I can, and have, put up with the mild discomfort but I'm thinking that if I frequently end up having to curl up in the fetal position on my torso pad there's a problem with my summer kit. 

A lack of padding under my legs means both that my legs are no longer insulated from the ground  and that my quilt doesn't always seal up around me properly above the foot box and below where it meets the pad. The effect of these two things is that my sleep system is a lot less comfortable on colder nights. My bivy prevents any real drafts from sweeping through my sleeping setup, but there's still a noticeably colder patch of air in this open space. This isn't a problem at all on warmer nights, but on the odd chilly night it can be annoying.

With the mild discomfort and the reduction in the warmth that occur when using the inflatable torso-length pad with my summer setup, it seems like I will have to switch out for a regular sized inflatable. Packing enough extra clothing to solve the problem, again, is going to add more unnecessary weight and do a worse job than dedicated sleeping pad will.

On my recent trip to Knoxville to spend some time with one of my closest trail buddies I brought along my large-sized winter inflatable pad to serve as my bed. My buddy has almost no furniture, and his couch is super small. The large winter pad is super heavy, coming in at 20 ounces, and bulkier to pack up meaning that I almost never end up using it on trail. I slept so much more comfortably on the full-length pad that I'm pretty set on swapping to a full pad for my summer kit. 

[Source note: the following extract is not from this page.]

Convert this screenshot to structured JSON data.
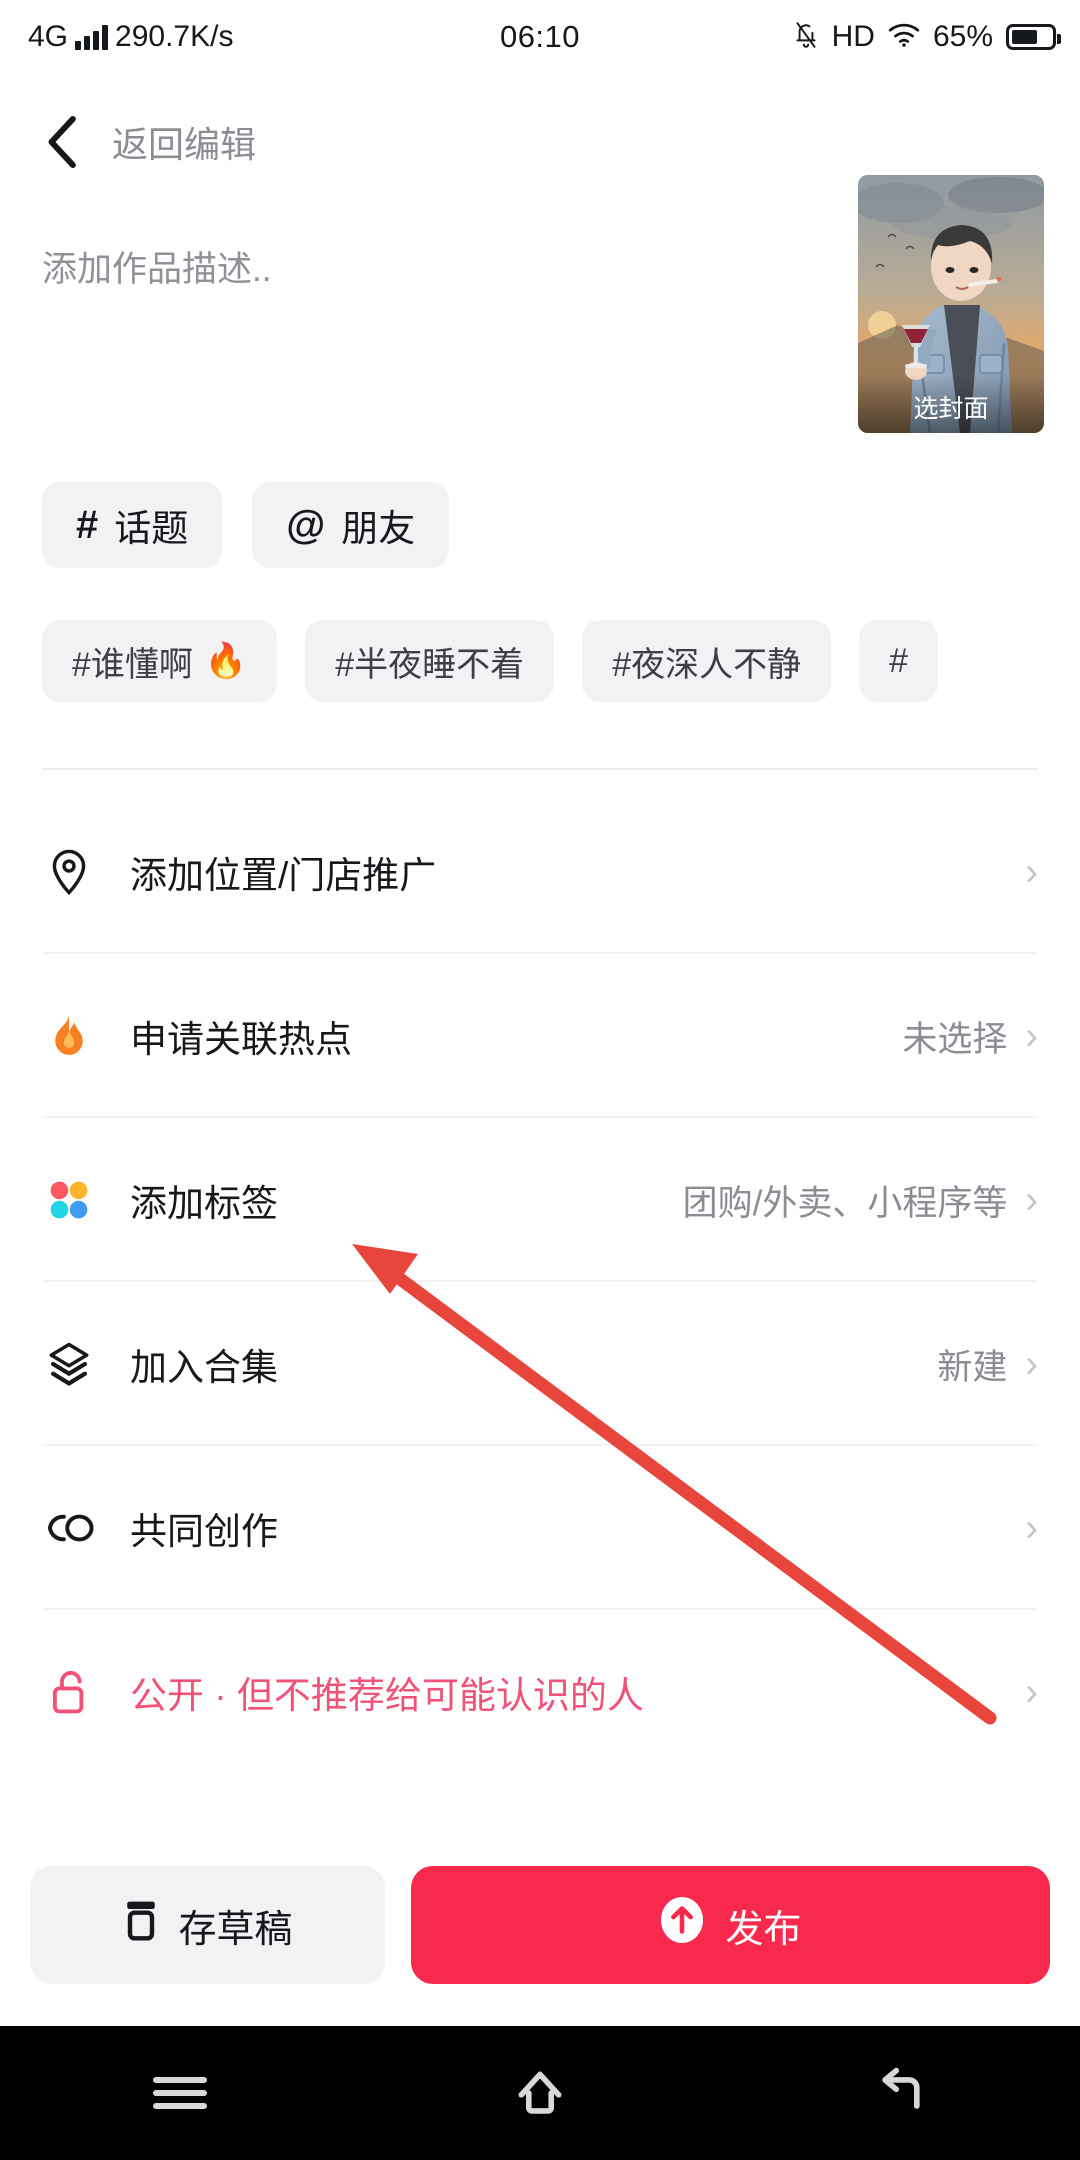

My winter pad would be overkill for summer, and would increase my pack weight by too large of a percentage for me to seriously consider using it when I go out this May. 

So, I'm looking for a new regular-sized sleeping pad.

The full-size version of my current inflatable is going to add about 4 ounces to my summer kit. Happily, this 4 ounce addition will not push me over the 5 pound "super ultralight" mark. I've been very happy with the performance and durability of the pad to date, and I'm sure that I'd be just as happy with the full-length version of the same pad, but I'm going to shop around pretty thoroughly and see if there are any other options that stand out. 

I have a couple of months to get what ever I need, which is nice though probably unnecessary. When push comes to shove I know I'll go with the regular version of the pad I have if I'm not confident in the reviews for and features of what I find online.